Protecting Humans And Animals From Mosquito Bites and Diseases

While mosquitoes are a natural part of many ecosystems, some agricultural practices can increase their populations well beyond natural levels. Mosquitoes can transmit diseases to both people and animals, as well as cause serious annoyance problems. In much of the U.S. irrigated agricultural lands are among the highest producers of both aggressive nuisance mosquitoes and the species that carry West Nile virus and other mosquito-borne diseases

Any water source that stands for more than 5 days without soaking in can become a source of mosquitoes. By taking the actions below, you can help prevent the spread of disease, and reduce mosquito nuisance problems, by using physical control methods. By physically manipulating the amount of standing water that occurs on agricultural lands, it also reduces the need for biological controls and chemical insecticides. 

We encourage agricultural land users to take the following actions on their irrigated properties whenever possible:

  • Schedule irrigation practices that eliminate or reduce excess watering.
  • Allow irrigation water to soak in completely before turning out more water.
  • Inspect fields for adequate drainage and broken pipes, checks, sprinklers, and head-gates.
  • Eliminate standing water from pastures and fields by maintaining good grading practices.
  • Repair ditches to prevent seepage of water.
  • Ensure ditches and laterals flow properly and are not clogged or blocked.
  • Keep margins clear of weeds and other vegetation along fields, pastures, ditches, and drainage channels to reduce standing water and the opportunity for mosquito breeding.
  • If possible, use sprinkler systems to apply water rather than flood irrigation.
  • Completely drain and replace water in animal troughs or drinkers at least once per week or consider treating them with Bti briquets on a regular basis (follow product labeling).
  • Do not use excess fertilizer, as it can leach into irrigation run-off, making mosquito production more likely downstream.
  • Do not allow containers or drums to hold water in them or on them.
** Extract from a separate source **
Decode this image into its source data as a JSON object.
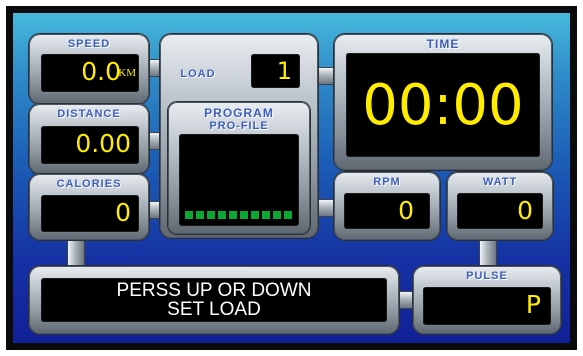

Empty them, remove them, or store them upside down or indoors.
  • Keep field roads and two-tracks graded or level and fill any ruts that develop.
  • Dispose of used tires at a proper disposal facility.
  • Ensure equipment/machinery doesn’t hold water by covering or storing indoors.
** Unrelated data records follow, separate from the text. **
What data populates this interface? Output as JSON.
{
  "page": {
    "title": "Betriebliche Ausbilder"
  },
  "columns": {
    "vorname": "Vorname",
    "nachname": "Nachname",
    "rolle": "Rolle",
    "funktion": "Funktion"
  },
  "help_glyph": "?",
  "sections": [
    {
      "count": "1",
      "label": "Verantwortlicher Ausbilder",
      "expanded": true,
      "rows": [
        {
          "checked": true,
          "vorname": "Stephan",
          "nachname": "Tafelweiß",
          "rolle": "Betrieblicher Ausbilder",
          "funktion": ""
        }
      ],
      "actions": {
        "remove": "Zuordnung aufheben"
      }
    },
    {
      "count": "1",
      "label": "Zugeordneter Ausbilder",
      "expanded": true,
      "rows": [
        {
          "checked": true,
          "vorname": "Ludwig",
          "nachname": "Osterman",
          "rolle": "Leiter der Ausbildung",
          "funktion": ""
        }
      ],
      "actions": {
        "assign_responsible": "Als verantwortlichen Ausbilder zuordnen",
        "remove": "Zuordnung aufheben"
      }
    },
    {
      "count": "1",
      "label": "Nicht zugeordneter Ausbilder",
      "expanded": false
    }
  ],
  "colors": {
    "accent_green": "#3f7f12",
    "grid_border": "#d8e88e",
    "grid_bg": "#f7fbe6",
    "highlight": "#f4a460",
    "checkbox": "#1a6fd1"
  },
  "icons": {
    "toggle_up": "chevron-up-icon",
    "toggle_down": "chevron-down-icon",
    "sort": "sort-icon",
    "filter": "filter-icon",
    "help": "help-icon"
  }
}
Watch to Learn About The 4Ds

VDCI_Logo_squareSince 1992, Vector Disease Control International (VDCI) has taken pride in providing municipalities, mosquito abatement districts, industrial sites, planned communities, homeowners associations, and golf courses with the tools they need to run effective mosquito control programs. We are determined to protect the public health of the communities in which we operate. Our mosquito control professionals have over 100 years of combined experience in the field of public health, specifically vector disease control. We strive to provide the most effective and scientifically sound mosquito surveillance and control programs possible based on an Integrated Mosquito Management approach recommended by the American Mosquito Control Association (AMCA) and Centers for Disease Control and Prevention (CDC). VDCI is the only company in the country that can manage all aspects of an integrated mosquito management program, from surveillance to disease testing to aerial application in emergency situations.